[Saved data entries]
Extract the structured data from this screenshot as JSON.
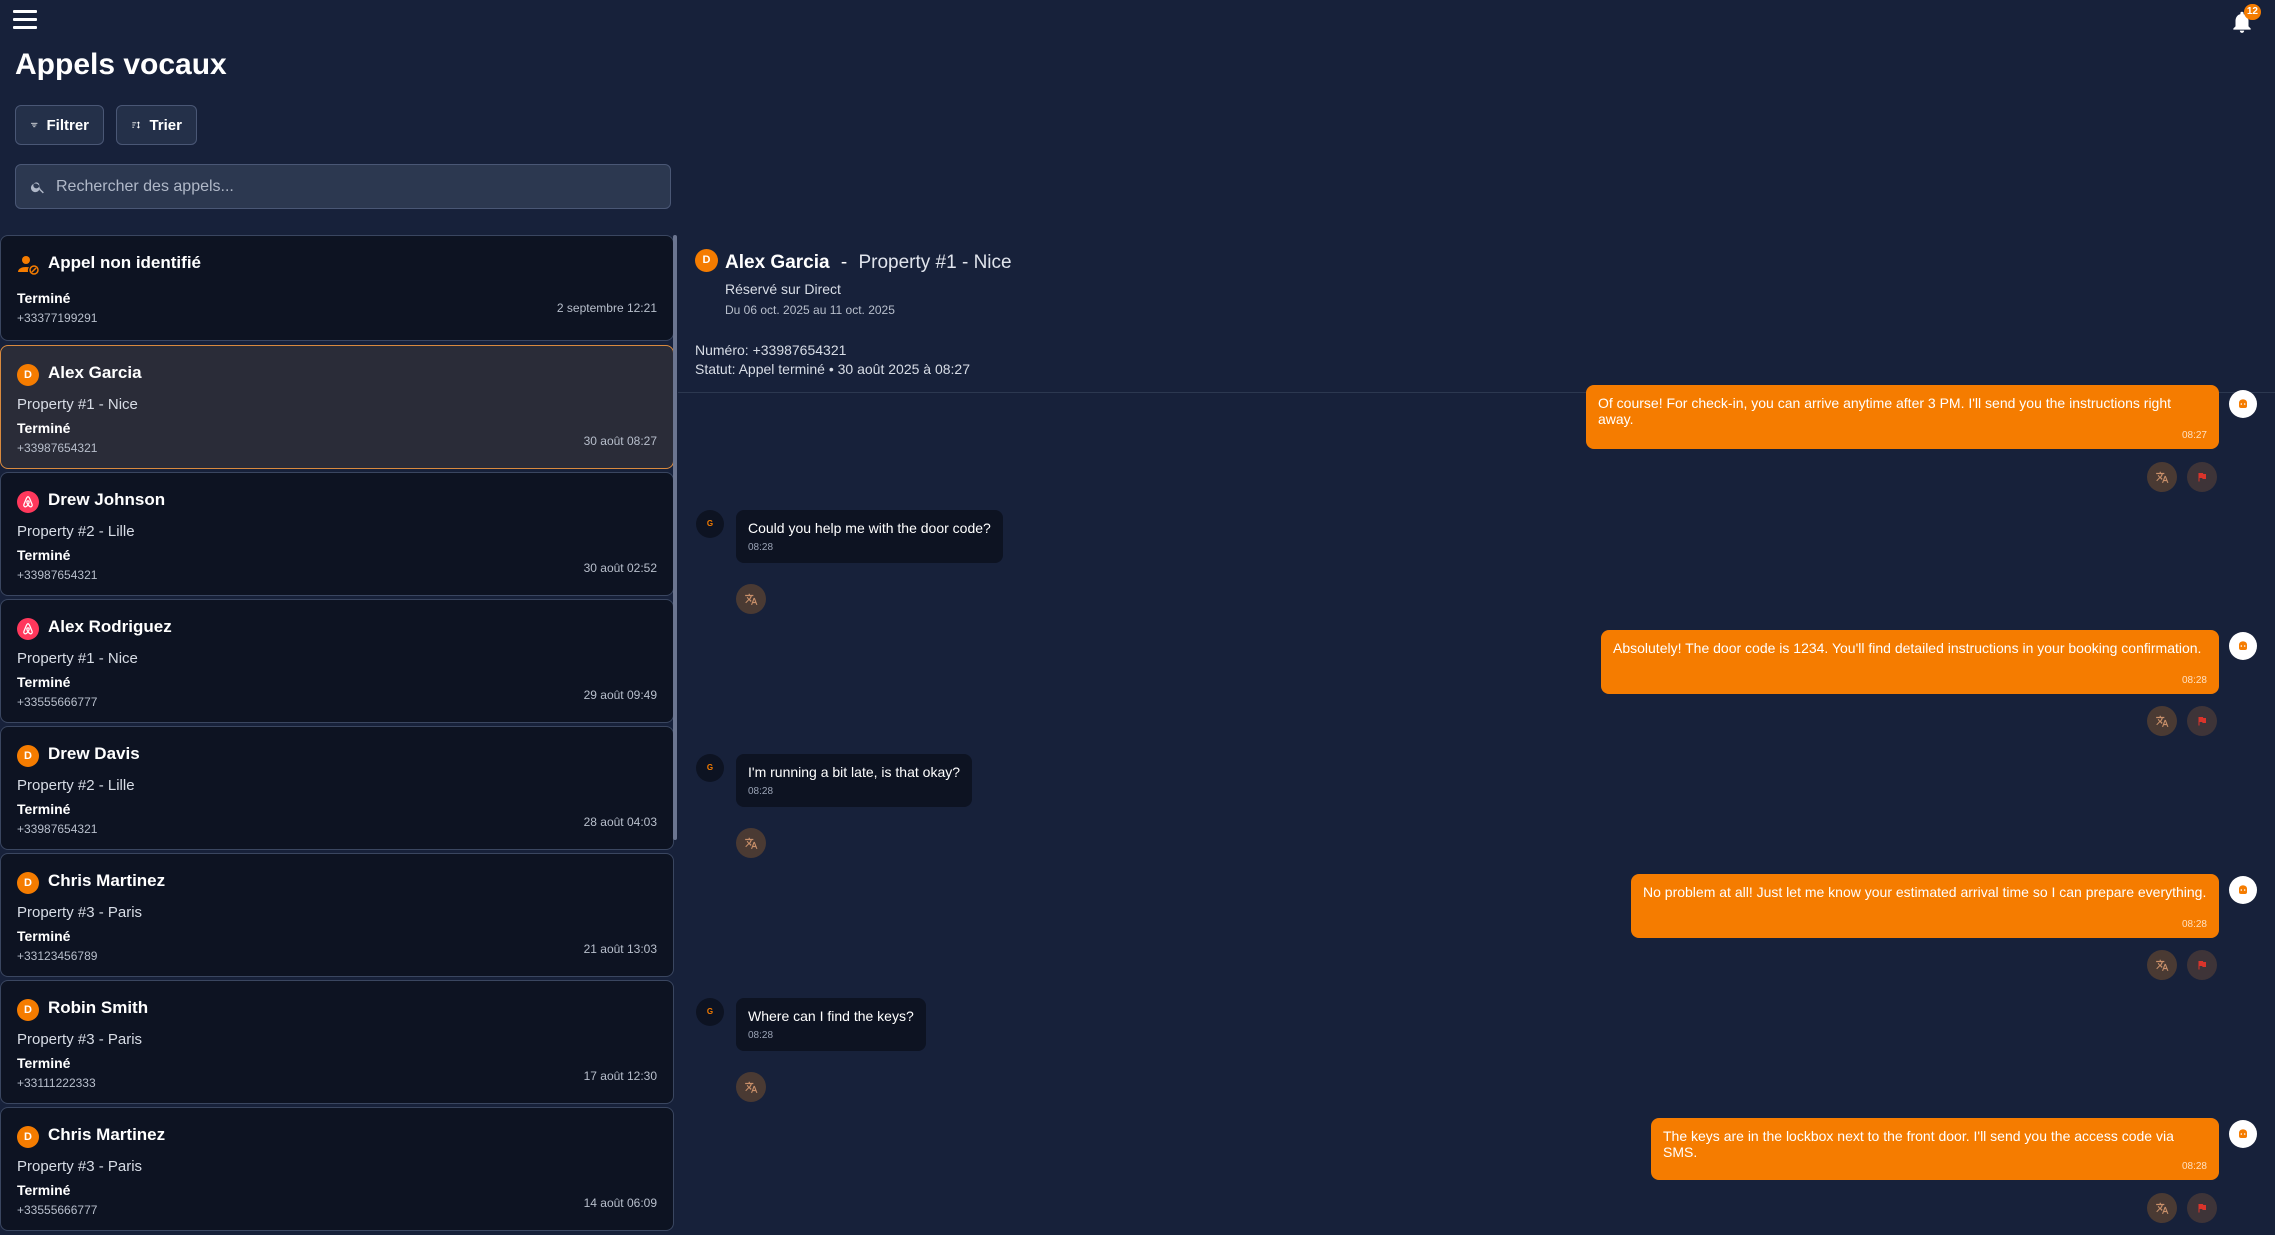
{
  "header": {
    "notification_count": "12"
  },
  "page": {
    "title": "Appels vocaux"
  },
  "toolbar": {
    "filter_label": "Filtrer",
    "sort_label": "Trier"
  },
  "search": {
    "placeholder": "Rechercher des appels..."
  },
  "calls": [
    {
      "name": "Appel non identifié",
      "property": "",
      "status": "Terminé",
      "phone": "+33377199291",
      "date": "2 septembre 12:21",
      "avatar": "unknown"
    },
    {
      "name": "Alex Garcia",
      "property": "Property #1 - Nice",
      "status": "Terminé",
      "phone": "+33987654321",
      "date": "30 août 08:27",
      "avatar": "D"
    },
    {
      "name": "Drew Johnson",
      "property": "Property #2 - Lille",
      "status": "Terminé",
      "phone": "+33987654321",
      "date": "30 août 02:52",
      "avatar": "airbnb"
    },
    {
      "name": "Alex Rodriguez",
      "property": "Property #1 - Nice",
      "status": "Terminé",
      "phone": "+33555666777",
      "date": "29 août 09:49",
      "avatar": "airbnb"
    },
    {
      "name": "Drew Davis",
      "property": "Property #2 - Lille",
      "status": "Terminé",
      "phone": "+33987654321",
      "date": "28 août 04:03",
      "avatar": "D"
    },
    {
      "name": "Chris Martinez",
      "property": "Property #3 - Paris",
      "status": "Terminé",
      "phone": "+33123456789",
      "date": "21 août 13:03",
      "avatar": "D"
    },
    {
      "name": "Robin Smith",
      "property": "Property #3 - Paris",
      "status": "Terminé",
      "phone": "+33111222333",
      "date": "17 août 12:30",
      "avatar": "D"
    },
    {
      "name": "Chris Martinez",
      "property": "Property #3 - Paris",
      "status": "Terminé",
      "phone": "+33555666777",
      "date": "14 août 06:09",
      "avatar": "D"
    }
  ],
  "detail": {
    "avatar": "D",
    "name": "Alex Garcia",
    "separator": "-",
    "property": "Property #1 - Nice",
    "booked_on": "Réservé sur Direct",
    "stay_dates": "Du 06 oct. 2025 au 11 oct. 2025",
    "number": "Numéro: +33987654321",
    "status": "Statut: Appel terminé • 30 août 2025 à 08:27"
  },
  "messages": [
    {
      "dir": "out",
      "text": "Of course! For check-in, you can arrive anytime after 3 PM. I'll send you the instructions right away.",
      "time": "08:27"
    },
    {
      "dir": "in",
      "avatar": "G",
      "text": "Could you help me with the door code?",
      "time": "08:28"
    },
    {
      "dir": "out",
      "text": "Absolutely! The door code is 1234. You'll find detailed instructions in your booking confirmation.",
      "time": "08:28"
    },
    {
      "dir": "in",
      "avatar": "G",
      "text": "I'm running a bit late, is that okay?",
      "time": "08:28"
    },
    {
      "dir": "out",
      "text": "No problem at all! Just let me know your estimated arrival time so I can prepare everything.",
      "time": "08:28"
    },
    {
      "dir": "in",
      "avatar": "G",
      "text": "Where can I find the keys?",
      "time": "08:28"
    },
    {
      "dir": "out",
      "text": "The keys are in the lockbox next to the front door. I'll send you the access code via SMS.",
      "time": "08:28"
    }
  ],
  "icons": {
    "menu": "menu-icon",
    "bell": "bell-icon",
    "filter": "filter-icon",
    "sort": "sort-icon",
    "search": "search-icon",
    "translate": "translate-icon",
    "flag": "flag-icon",
    "bot": "bot-icon"
  },
  "colors": {
    "accent": "#f57c00",
    "background": "#17213a",
    "card": "#0d1322",
    "airbnb": "#ff385c"
  }
}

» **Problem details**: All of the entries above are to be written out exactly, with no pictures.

» **Result**:
Extract the structured data from this screenshot as JSON.
{
  "header": {
    "notification_count": "12"
  },
  "page": {
    "title": "Appels vocaux"
  },
  "toolbar": {
    "filter_label": "Filtrer",
    "sort_label": "Trier"
  },
  "search": {
    "placeholder": "Rechercher des appels..."
  },
  "calls": [
    {
      "name": "Appel non identifié",
      "property": "",
      "status": "Terminé",
      "phone": "+33377199291",
      "date": "2 septembre 12:21",
      "avatar": "unknown"
    },
    {
      "name": "Alex Garcia",
      "property": "Property #1 - Nice",
      "status": "Terminé",
      "phone": "+33987654321",
      "date": "30 août 08:27",
      "avatar": "D"
    },
    {
      "name": "Drew Johnson",
      "property": "Property #2 - Lille",
      "status": "Terminé",
      "phone": "+33987654321",
      "date": "30 août 02:52",
      "avatar": "airbnb"
    },
    {
      "name": "Alex Rodriguez",
      "property": "Property #1 - Nice",
      "status": "Terminé",
      "phone": "+33555666777",
      "date": "29 août 09:49",
      "avatar": "airbnb"
    },
    {
      "name": "Drew Davis",
      "property": "Property #2 - Lille",
      "status": "Terminé",
      "phone": "+33987654321",
      "date": "28 août 04:03",
      "avatar": "D"
    },
    {
      "name": "Chris Martinez",
      "property": "Property #3 - Paris",
      "status": "Terminé",
      "phone": "+33123456789",
      "date": "21 août 13:03",
      "avatar": "D"
    },
    {
      "name": "Robin Smith",
      "property": "Property #3 - Paris",
      "status": "Terminé",
      "phone": "+33111222333",
      "date": "17 août 12:30",
      "avatar": "D"
    },
    {
      "name": "Chris Martinez",
      "property": "Property #3 - Paris",
      "status": "Terminé",
      "phone": "+33555666777",
      "date": "14 août 06:09",
      "avatar": "D"
    }
  ],
  "detail": {
    "avatar": "D",
    "name": "Alex Garcia",
    "separator": "-",
    "property": "Property #1 - Nice",
    "booked_on": "Réservé sur Direct",
    "stay_dates": "Du 06 oct. 2025 au 11 oct. 2025",
    "number": "Numéro: +33987654321",
    "status": "Statut: Appel terminé • 30 août 2025 à 08:27"
  },
  "messages": [
    {
      "dir": "out",
      "text": "Of course! For check-in, you can arrive anytime after 3 PM. I'll send you the instructions right away.",
      "time": "08:27"
    },
    {
      "dir": "in",
      "avatar": "G",
      "text": "Could you help me with the door code?",
      "time": "08:28"
    },
    {
      "dir": "out",
      "text": "Absolutely! The door code is 1234. You'll find detailed instructions in your booking confirmation.",
      "time": "08:28"
    },
    {
      "dir": "in",
      "avatar": "G",
      "text": "I'm running a bit late, is that okay?",
      "time": "08:28"
    },
    {
      "dir": "out",
      "text": "No problem at all! Just let me know your estimated arrival time so I can prepare everything.",
      "time": "08:28"
    },
    {
      "dir": "in",
      "avatar": "G",
      "text": "Where can I find the keys?",
      "time": "08:28"
    },
    {
      "dir": "out",
      "text": "The keys are in the lockbox next to the front door. I'll send you the access code via SMS.",
      "time": "08:28"
    }
  ],
  "icons": {
    "menu": "menu-icon",
    "bell": "bell-icon",
    "filter": "filter-icon",
    "sort": "sort-icon",
    "search": "search-icon",
    "translate": "translate-icon",
    "flag": "flag-icon",
    "bot": "bot-icon"
  },
  "colors": {
    "accent": "#f57c00",
    "background": "#17213a",
    "card": "#0d1322",
    "airbnb": "#ff385c"
  }
}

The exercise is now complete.